- Perruchon C, Pantoleon A, Veroutis D, Gallego-Blanco S, Martin-Laurent F, Liadaki K, Karpouzas DG (2017) Characterization of the biodegradation, bioremediation and detoxification capacity of a bacterial consortium able to degrade the fungicide thiabendazole. Biodegradation 28(5-6):383–394. https://doi.org/10.1007/s10532-017-9803-z CrossRefPubMedGoogle Scholar
- Rafiemanzelat F, Jafari M, Emtiazi G (2015) Study of biological degradation of new poly(ether-urethane-urea)s containing cyclopeptide moiety and PEG by Bacillus amyloliquefaciens isolated from soil. Appl Biochem Biotechnol 177(4):842–860. https://doi.org/10.1007/s12010-015-1782-0 CrossRefPubMedGoogle Scholar

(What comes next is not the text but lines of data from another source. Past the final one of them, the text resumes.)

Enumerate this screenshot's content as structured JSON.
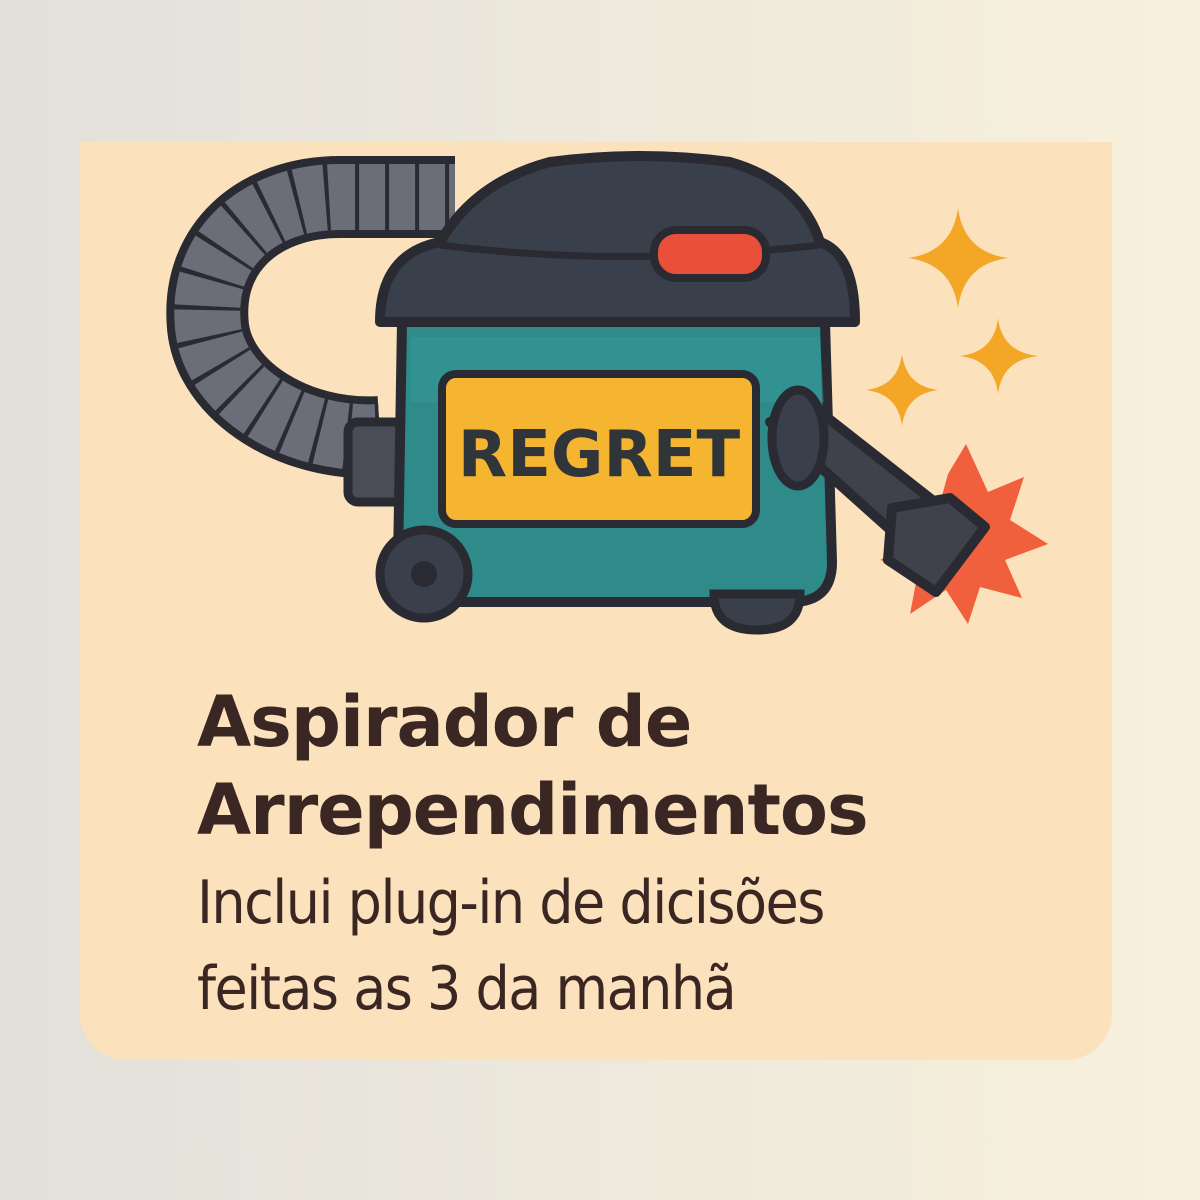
{
  "card": {
    "label": "REGRET",
    "title_line1": "Aspirador de",
    "title_line2": "Arrependimentos",
    "subtitle_line1": "Inclui plug-in de dicisões",
    "subtitle_line2": "feitas as 3 da manhã"
  },
  "colors": {
    "background_left": "#e2e0db",
    "background_right": "#f8f0dc",
    "card": "#fbe2bd",
    "text": "#3a2622",
    "vacuum_body": "#2f8a8a",
    "vacuum_lid": "#3a3f4c",
    "label_bg": "#f6b530",
    "sparkle": "#f4a626",
    "burst": "#f0603d",
    "button": "#e8503a"
  },
  "icons": [
    "vacuum-cleaner-icon",
    "sparkle-icon",
    "burst-icon"
  ]
}
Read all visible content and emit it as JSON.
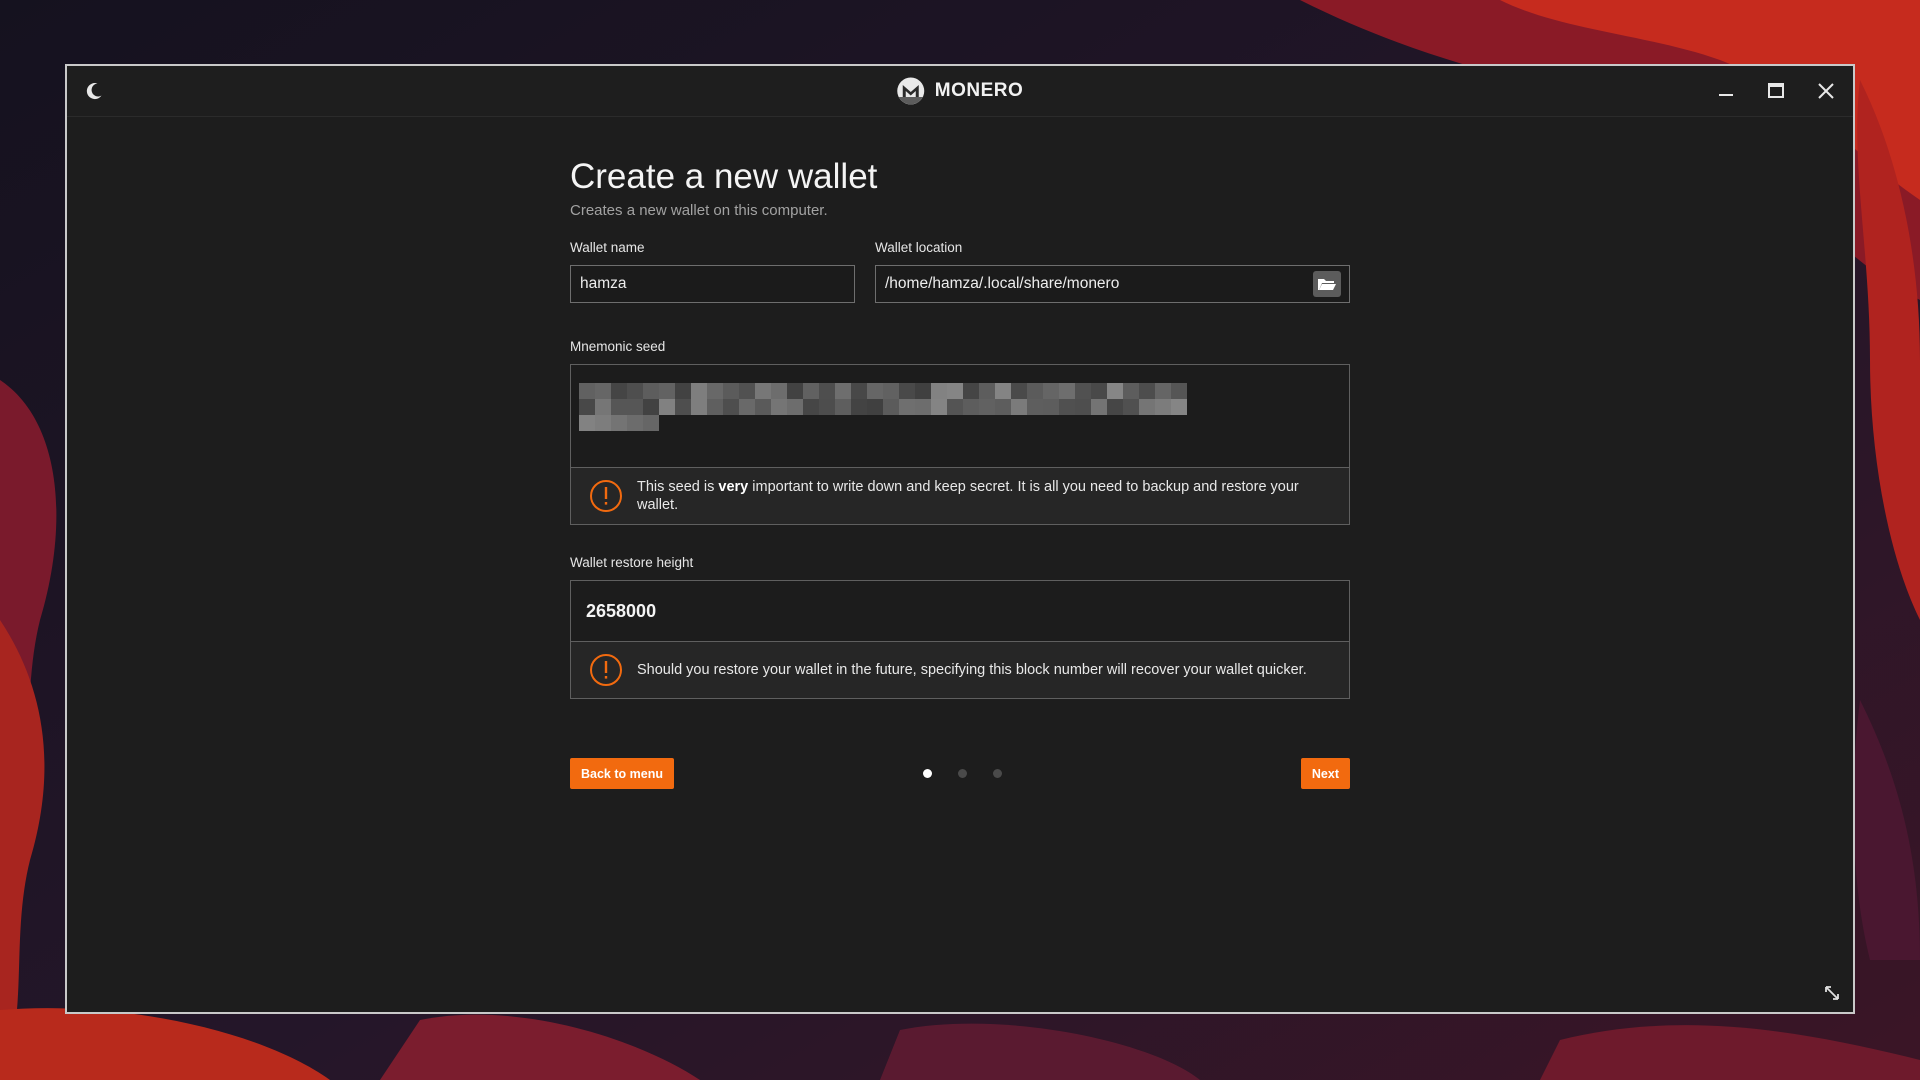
{
  "window": {
    "brand_name": "MONERO",
    "theme_toggle_icon": "moon-icon",
    "controls": [
      "minimize-icon",
      "maximize-icon",
      "close-icon"
    ]
  },
  "page": {
    "title": "Create a new wallet",
    "subtitle": "Creates a new wallet on this computer."
  },
  "wallet_name": {
    "label": "Wallet name",
    "value": "hamza"
  },
  "wallet_location": {
    "label": "Wallet location",
    "value": "/home/hamza/.local/share/monero",
    "browse_icon": "folder-open-icon"
  },
  "mnemonic_seed": {
    "label": "Mnemonic seed",
    "state": "pixelated",
    "warning_before": "This seed is ",
    "warning_bold": "very",
    "warning_after": " important to write down and keep secret. It is all you need to backup and restore your wallet."
  },
  "restore_height": {
    "label": "Wallet restore height",
    "value": "2658000",
    "warning": "Should you restore your wallet in the future, specifying this block number will recover your wallet quicker."
  },
  "navigation": {
    "back_label": "Back to menu",
    "next_label": "Next",
    "step_total": 3,
    "step_current": 1
  },
  "colors": {
    "accent": "#f26a0f",
    "window_bg": "#1d1d1d",
    "warning_icon": "#f26a0f"
  }
}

- Shah Z, Gulzar M, Hasan F, Shah AA (2016) Degradation of polyester polyurethane by an indigenously developed consortium of Pseudomonas and Bacillus species isolated from soil. Polym Degrad Stab 134:349–356. https://doi.org/10.1016/j.polymdegradstab.2016.11.003 CrossRefGoogle Scholar
- Solís-González CJ, Domínguez-Malfavón L, Vargas-Suárez M, Gaytán I, Cevallos MA, Lozano L, Cruz-Gómez MJ, Loza-Tavera H (2018) Novel metabolic pathway for N-Methylpyrrolidone degradation in Alicycliphilus sp. BQ1 Appl Environ Microbiol 84(1): pii: e02136-17). https://doi.org/10.1128/AEM.02136-17
- Teng Y, Luo Y, Sun M, Liu Z, Li Z, Christie P (2010) Effect of bioaugmentation by Paracoccus sp. strain HPD-2 on the solid microbial community and removal of polycyclic aromatic hydrocarbons from and aged contaminated soil. Bioresour Technol 101(10):3437–3443. https://doi.org/10.1016/j.biortech.2009.12.088 CrossRefPubMedGoogle Scholar